Alighiero Boetti Vintage Tapestries at MOMA
Alighiero Boett Tapestries – Textiles have a long history of bringing cultures, religions, and people together. Artist Alighiero Boetti (1940-1994), currently on exhibit at the MoMA in New York City, makes evident this beautiful truth through his exquisite and provocative tapestries and carpets.
An Italian from the industrial city of Turin, Boetti traveled to Afghanistan where he befriended and worked with local artisans to create the colorful textile arts masterpieces now on display.
Each work is the product of many hands. The MoMA has estimated that over his career Boetti employed approximately 1,000 Afghani women, thus pushing up against the deeply held western concept of the singular, brooding, male artist.
Importantly, his works were designed with empty space to be filled with the words and ideas of the weavers, which ranged from the Sufi poetry of Hafiz to battle cries against the Soviets.
One line in particular is present in each woven work completed in the late 80’s: “Made in Peshawar Pakistan by the Afghan people,” who had been displaced due to war. As such, his works are a complex amalgam of national identity, belief and language.
In this sense, it should not be surprising that Alighiero Boetti signed his work as Alighiero e Boetti ( Alighiero and Boetti ), signaling a dialectical sense of self, but also of the world, particularly explicit in the embroidered note of the exiled artisans.
Below is the piece “Today the twelfth day of the sixth month of the year nineteen eighty-nine.” The Farsi text (Farsi is the Persian language) is written by an Afghani craftsman and Mujahideen in Pakistan, and is paired with Boetti’s Italian. It is a highly emotive call to battle.

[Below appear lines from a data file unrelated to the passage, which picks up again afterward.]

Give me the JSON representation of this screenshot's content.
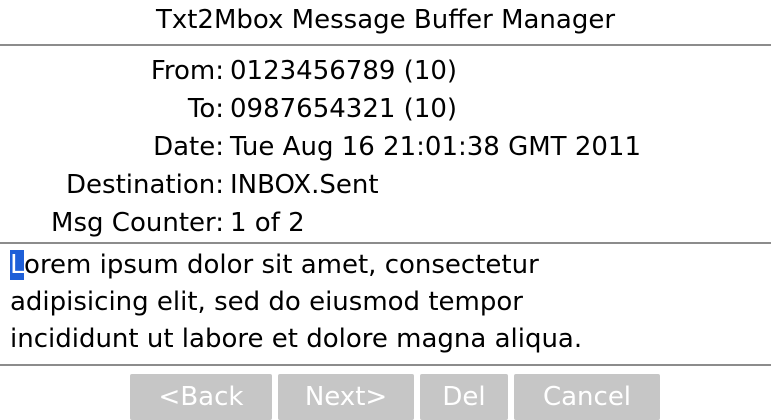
{
  "app": {
    "title": "Txt2Mbox Message Buffer Manager"
  },
  "header": {
    "from_label": "From:",
    "from_value": "0123456789 (10)",
    "to_label": "To:",
    "to_value": "0987654321 (10)",
    "date_label": "Date:",
    "date_value": "Tue Aug 16 21:01:38 GMT 2011",
    "destination_label": "Destination:",
    "destination_value": "INBOX.Sent",
    "counter_label": "Msg Counter:",
    "counter_value": "1 of 2"
  },
  "message": {
    "cursor_char": "L",
    "line1_rest": "orem ipsum dolor sit amet, consectetur",
    "line2": "adipisicing elit, sed do eiusmod tempor",
    "line3": "incididunt ut labore et dolore magna aliqua."
  },
  "buttons": {
    "back_label": "<Back",
    "next_label": "Next>",
    "del_label": "Del",
    "cancel_label": "Cancel"
  },
  "colors": {
    "cursor": "#1e5fd8",
    "button_bg": "#c6c6c6",
    "separator": "#8c8c8c"
  }
}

However, it is Boetti’s “Arazzo dei mille fiumi più lunghi del mondo” (Tapestry of the thousand longest rivers of the world) that in many ways exemplifies his life’s interests. As the name suggests, it is an embroidered attempt to categorize the longest rivers of the world.
The MoMA audio tour, available for free through I-Tunes (5), explains that “rivers, in fact, are some of the hardest things to classify. They often cross borders and are multi-national beings, if you will.”

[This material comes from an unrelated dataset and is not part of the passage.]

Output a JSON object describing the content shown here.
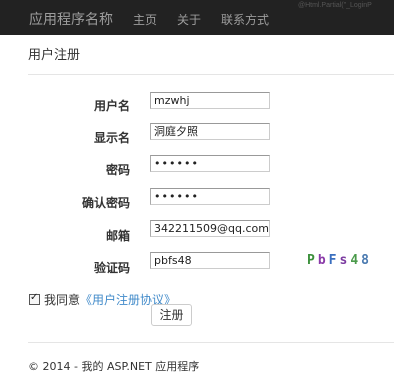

As such, Boetti’s project synthesized many of the ideas he worked to unfurl in earlier pieces, such as “classification and its impossibility, the idea that everything is already present in the world and we just have to point to it and highlight it, and the idea that a river and water, as a flowing element, is the perfect poetic expression of the vaguery of a fixed and an unfixed sign.”
Unfortunately, it is difficult to travel to Afghanistan and few people have the privilege of owning a Boetti tapestry or rug.
To learn more about the life and work of Alighiero Boetti, check out “Alighiero e Boetti” by Mark Godfrey.